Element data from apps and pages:
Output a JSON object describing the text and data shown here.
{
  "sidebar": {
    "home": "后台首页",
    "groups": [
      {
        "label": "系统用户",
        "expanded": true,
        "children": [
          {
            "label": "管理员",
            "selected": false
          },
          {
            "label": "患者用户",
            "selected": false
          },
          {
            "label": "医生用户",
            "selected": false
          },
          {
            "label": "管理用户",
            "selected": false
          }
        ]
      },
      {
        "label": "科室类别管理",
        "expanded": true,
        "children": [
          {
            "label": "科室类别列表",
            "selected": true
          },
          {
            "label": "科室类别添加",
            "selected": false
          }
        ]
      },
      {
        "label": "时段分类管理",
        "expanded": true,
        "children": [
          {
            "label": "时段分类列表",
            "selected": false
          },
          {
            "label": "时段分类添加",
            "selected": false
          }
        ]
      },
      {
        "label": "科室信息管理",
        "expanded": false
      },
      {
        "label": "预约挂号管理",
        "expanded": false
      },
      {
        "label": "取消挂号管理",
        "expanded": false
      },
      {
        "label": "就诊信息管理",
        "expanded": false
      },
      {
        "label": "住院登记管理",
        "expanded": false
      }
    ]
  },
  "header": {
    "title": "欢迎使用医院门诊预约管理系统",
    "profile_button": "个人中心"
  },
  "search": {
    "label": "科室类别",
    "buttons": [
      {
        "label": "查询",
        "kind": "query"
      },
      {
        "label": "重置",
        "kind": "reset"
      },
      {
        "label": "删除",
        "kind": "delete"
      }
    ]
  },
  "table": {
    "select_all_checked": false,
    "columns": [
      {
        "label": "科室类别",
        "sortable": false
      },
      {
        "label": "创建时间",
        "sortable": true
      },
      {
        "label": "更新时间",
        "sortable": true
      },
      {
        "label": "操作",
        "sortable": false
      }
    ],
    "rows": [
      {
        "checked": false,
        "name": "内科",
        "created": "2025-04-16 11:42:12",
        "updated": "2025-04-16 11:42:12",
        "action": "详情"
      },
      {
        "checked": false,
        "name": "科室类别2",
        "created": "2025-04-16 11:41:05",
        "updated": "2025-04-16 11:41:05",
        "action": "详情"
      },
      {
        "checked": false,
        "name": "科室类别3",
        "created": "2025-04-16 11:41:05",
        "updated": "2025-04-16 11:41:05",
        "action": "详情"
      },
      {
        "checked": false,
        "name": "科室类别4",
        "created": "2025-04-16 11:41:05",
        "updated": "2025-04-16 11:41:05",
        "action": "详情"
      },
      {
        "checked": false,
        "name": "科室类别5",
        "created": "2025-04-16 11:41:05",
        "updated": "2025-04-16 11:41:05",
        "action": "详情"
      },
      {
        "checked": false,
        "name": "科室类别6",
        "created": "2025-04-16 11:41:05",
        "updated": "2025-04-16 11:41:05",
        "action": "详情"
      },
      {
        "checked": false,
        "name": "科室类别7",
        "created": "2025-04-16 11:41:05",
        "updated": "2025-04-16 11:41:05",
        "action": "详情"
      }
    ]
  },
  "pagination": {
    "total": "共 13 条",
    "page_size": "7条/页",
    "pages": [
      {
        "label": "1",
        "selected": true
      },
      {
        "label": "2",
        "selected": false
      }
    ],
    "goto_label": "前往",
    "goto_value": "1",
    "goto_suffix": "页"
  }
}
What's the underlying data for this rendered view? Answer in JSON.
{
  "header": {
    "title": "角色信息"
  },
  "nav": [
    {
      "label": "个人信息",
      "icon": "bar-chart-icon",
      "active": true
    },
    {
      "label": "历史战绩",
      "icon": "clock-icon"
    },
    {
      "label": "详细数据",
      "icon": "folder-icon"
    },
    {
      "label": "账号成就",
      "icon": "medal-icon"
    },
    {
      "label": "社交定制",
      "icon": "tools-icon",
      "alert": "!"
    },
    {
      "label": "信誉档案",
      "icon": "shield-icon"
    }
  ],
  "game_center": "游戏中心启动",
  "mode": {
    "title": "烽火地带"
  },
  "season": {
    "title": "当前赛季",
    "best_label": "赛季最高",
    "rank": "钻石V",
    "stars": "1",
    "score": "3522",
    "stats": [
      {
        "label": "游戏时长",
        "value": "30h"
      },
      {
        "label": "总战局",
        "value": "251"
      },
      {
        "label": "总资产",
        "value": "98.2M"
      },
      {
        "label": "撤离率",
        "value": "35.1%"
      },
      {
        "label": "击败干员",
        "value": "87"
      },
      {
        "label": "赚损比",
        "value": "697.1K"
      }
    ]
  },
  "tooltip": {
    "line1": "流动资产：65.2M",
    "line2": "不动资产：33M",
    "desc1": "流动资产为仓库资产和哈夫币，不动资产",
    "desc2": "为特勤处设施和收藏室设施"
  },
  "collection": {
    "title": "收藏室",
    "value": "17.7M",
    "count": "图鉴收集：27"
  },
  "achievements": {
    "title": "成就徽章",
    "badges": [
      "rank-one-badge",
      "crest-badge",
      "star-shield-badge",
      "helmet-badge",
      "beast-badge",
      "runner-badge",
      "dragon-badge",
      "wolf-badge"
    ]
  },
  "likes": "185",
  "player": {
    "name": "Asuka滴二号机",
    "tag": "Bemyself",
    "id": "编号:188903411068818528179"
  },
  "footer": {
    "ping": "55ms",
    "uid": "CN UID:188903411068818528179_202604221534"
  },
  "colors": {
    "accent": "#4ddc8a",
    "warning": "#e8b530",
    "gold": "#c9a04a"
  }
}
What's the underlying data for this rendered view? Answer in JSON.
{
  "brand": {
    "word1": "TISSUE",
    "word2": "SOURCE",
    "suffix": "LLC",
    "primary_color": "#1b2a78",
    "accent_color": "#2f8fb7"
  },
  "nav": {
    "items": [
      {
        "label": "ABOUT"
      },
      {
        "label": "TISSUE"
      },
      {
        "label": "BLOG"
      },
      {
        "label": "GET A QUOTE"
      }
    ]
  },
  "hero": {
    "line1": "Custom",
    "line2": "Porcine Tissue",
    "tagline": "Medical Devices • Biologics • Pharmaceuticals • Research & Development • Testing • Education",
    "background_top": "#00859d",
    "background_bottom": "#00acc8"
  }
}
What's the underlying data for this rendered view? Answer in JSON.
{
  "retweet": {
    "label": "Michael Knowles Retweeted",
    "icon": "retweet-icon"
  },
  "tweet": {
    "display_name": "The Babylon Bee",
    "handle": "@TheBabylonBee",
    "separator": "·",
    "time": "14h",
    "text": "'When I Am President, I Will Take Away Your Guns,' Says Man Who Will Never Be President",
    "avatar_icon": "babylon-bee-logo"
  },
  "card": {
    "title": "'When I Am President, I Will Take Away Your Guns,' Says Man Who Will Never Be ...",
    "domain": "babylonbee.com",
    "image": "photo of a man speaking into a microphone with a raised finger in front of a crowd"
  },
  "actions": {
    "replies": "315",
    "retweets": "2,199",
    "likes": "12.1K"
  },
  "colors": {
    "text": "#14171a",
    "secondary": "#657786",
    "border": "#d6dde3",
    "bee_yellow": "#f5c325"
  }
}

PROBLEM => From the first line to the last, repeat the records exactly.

ANSWER TO THE EXERCISE =>
Output a JSON object describing the text and data shown here.
{
  "sidebar": {
    "home": "后台首页",
    "groups": [
      {
        "label": "系统用户",
        "expanded": true,
        "children": [
          {
            "label": "管理员",
            "selected": false
          },
          {
            "label": "患者用户",
            "selected": false
          },
          {
            "label": "医生用户",
            "selected": false
          },
          {
            "label": "管理用户",
            "selected": false
          }
        ]
      },
      {
        "label": "科室类别管理",
        "expanded": true,
        "children": [
          {
            "label": "科室类别列表",
            "selected": true
          },
          {
            "label": "科室类别添加",
            "selected": false
          }
        ]
      },
      {
        "label": "时段分类管理",
        "expanded": true,
        "children": [
          {
            "label": "时段分类列表",
            "selected": false
          },
          {
            "label": "时段分类添加",
            "selected": false
          }
        ]
      },
      {
        "label": "科室信息管理",
        "expanded": false
      },
      {
        "label": "预约挂号管理",
        "expanded": false
      },
      {
        "label": "取消挂号管理",
        "expanded": false
      },
      {
        "label": "就诊信息管理",
        "expanded": false
      },
      {
        "label": "住院登记管理",
        "expanded": false
      }
    ]
  },
  "header": {
    "title": "欢迎使用医院门诊预约管理系统",
    "profile_button": "个人中心"
  },
  "search": {
    "label": "科室类别",
    "buttons": [
      {
        "label": "查询",
        "kind": "query"
      },
      {
        "label": "重置",
        "kind": "reset"
      },
      {
        "label": "删除",
        "kind": "delete"
      }
    ]
  },
  "table": {
    "select_all_checked": false,
    "columns": [
      {
        "label": "科室类别",
        "sortable": false
      },
      {
        "label": "创建时间",
        "sortable": true
      },
      {
        "label": "更新时间",
        "sortable": true
      },
      {
        "label": "操作",
        "sortable": false
      }
    ],
    "rows": [
      {
        "checked": false,
        "name": "内科",
        "created": "2025-04-16 11:42:12",
        "updated": "2025-04-16 11:42:12",
        "action": "详情"
      },
      {
        "checked": false,
        "name": "科室类别2",
        "created": "2025-04-16 11:41:05",
        "updated": "2025-04-16 11:41:05",
        "action": "详情"
      },
      {
        "checked": false,
        "name": "科室类别3",
        "created": "2025-04-16 11:41:05",
        "updated": "2025-04-16 11:41:05",
        "action": "详情"
      },
      {
        "checked": false,
        "name": "科室类别4",
        "created": "2025-04-16 11:41:05",
        "updated": "2025-04-16 11:41:05",
        "action": "详情"
      },
      {
        "checked": false,
        "name": "科室类别5",
        "created": "2025-04-16 11:41:05",
        "updated": "2025-04-16 11:41:05",
        "action": "详情"
      },
      {
        "checked": false,
        "name": "科室类别6",
        "created": "2025-04-16 11:41:05",
        "updated": "2025-04-16 11:41:05",
        "action": "详情"
      },
      {
        "checked": false,
        "name": "科室类别7",
        "created": "2025-04-16 11:41:05",
        "updated": "2025-04-16 11:41:05",
        "action": "详情"
      }
    ]
  },
  "pagination": {
    "total": "共 13 条",
    "page_size": "7条/页",
    "pages": [
      {
        "label": "1",
        "selected": true
      },
      {
        "label": "2",
        "selected": false
      }
    ],
    "goto_label": "前往",
    "goto_value": "1",
    "goto_suffix": "页"
  }
}
What's the underlying data for this rendered view? Answer in JSON.
{
  "header": {
    "title": "角色信息"
  },
  "nav": [
    {
      "label": "个人信息",
      "icon": "bar-chart-icon",
      "active": true
    },
    {
      "label": "历史战绩",
      "icon": "clock-icon"
    },
    {
      "label": "详细数据",
      "icon": "folder-icon"
    },
    {
      "label": "账号成就",
      "icon": "medal-icon"
    },
    {
      "label": "社交定制",
      "icon": "tools-icon",
      "alert": "!"
    },
    {
      "label": "信誉档案",
      "icon": "shield-icon"
    }
  ],
  "game_center": "游戏中心启动",
  "mode": {
    "title": "烽火地带"
  },
  "season": {
    "title": "当前赛季",
    "best_label": "赛季最高",
    "rank": "钻石V",
    "stars": "1",
    "score": "3522",
    "stats": [
      {
        "label": "游戏时长",
        "value": "30h"
      },
      {
        "label": "总战局",
        "value": "251"
      },
      {
        "label": "总资产",
        "value": "98.2M"
      },
      {
        "label": "撤离率",
        "value": "35.1%"
      },
      {
        "label": "击败干员",
        "value": "87"
      },
      {
        "label": "赚损比",
        "value": "697.1K"
      }
    ]
  },
  "tooltip": {
    "line1": "流动资产：65.2M",
    "line2": "不动资产：33M",
    "desc1": "流动资产为仓库资产和哈夫币，不动资产",
    "desc2": "为特勤处设施和收藏室设施"
  },
  "collection": {
    "title": "收藏室",
    "value": "17.7M",
    "count": "图鉴收集：27"
  },
  "achievements": {
    "title": "成就徽章",
    "badges": [
      "rank-one-badge",
      "crest-badge",
      "star-shield-badge",
      "helmet-badge",
      "beast-badge",
      "runner-badge",
      "dragon-badge",
      "wolf-badge"
    ]
  },
  "likes": "185",
  "player": {
    "name": "Asuka滴二号机",
    "tag": "Bemyself",
    "id": "编号:188903411068818528179"
  },
  "footer": {
    "ping": "55ms",
    "uid": "CN UID:188903411068818528179_202604221534"
  },
  "colors": {
    "accent": "#4ddc8a",
    "warning": "#e8b530",
    "gold": "#c9a04a"
  }
}
What's the underlying data for this rendered view? Answer in JSON.
{
  "brand": {
    "word1": "TISSUE",
    "word2": "SOURCE",
    "suffix": "LLC",
    "primary_color": "#1b2a78",
    "accent_color": "#2f8fb7"
  },
  "nav": {
    "items": [
      {
        "label": "ABOUT"
      },
      {
        "label": "TISSUE"
      },
      {
        "label": "BLOG"
      },
      {
        "label": "GET A QUOTE"
      }
    ]
  },
  "hero": {
    "line1": "Custom",
    "line2": "Porcine Tissue",
    "tagline": "Medical Devices • Biologics • Pharmaceuticals • Research & Development • Testing • Education",
    "background_top": "#00859d",
    "background_bottom": "#00acc8"
  }
}
What's the underlying data for this rendered view? Answer in JSON.
{
  "retweet": {
    "label": "Michael Knowles Retweeted",
    "icon": "retweet-icon"
  },
  "tweet": {
    "display_name": "The Babylon Bee",
    "handle": "@TheBabylonBee",
    "separator": "·",
    "time": "14h",
    "text": "'When I Am President, I Will Take Away Your Guns,' Says Man Who Will Never Be President",
    "avatar_icon": "babylon-bee-logo"
  },
  "card": {
    "title": "'When I Am President, I Will Take Away Your Guns,' Says Man Who Will Never Be ...",
    "domain": "babylonbee.com",
    "image": "photo of a man speaking into a microphone with a raised finger in front of a crowd"
  },
  "actions": {
    "replies": "315",
    "retweets": "2,199",
    "likes": "12.1K"
  },
  "colors": {
    "text": "#14171a",
    "secondary": "#657786",
    "border": "#d6dde3",
    "bee_yellow": "#f5c325"
  }
}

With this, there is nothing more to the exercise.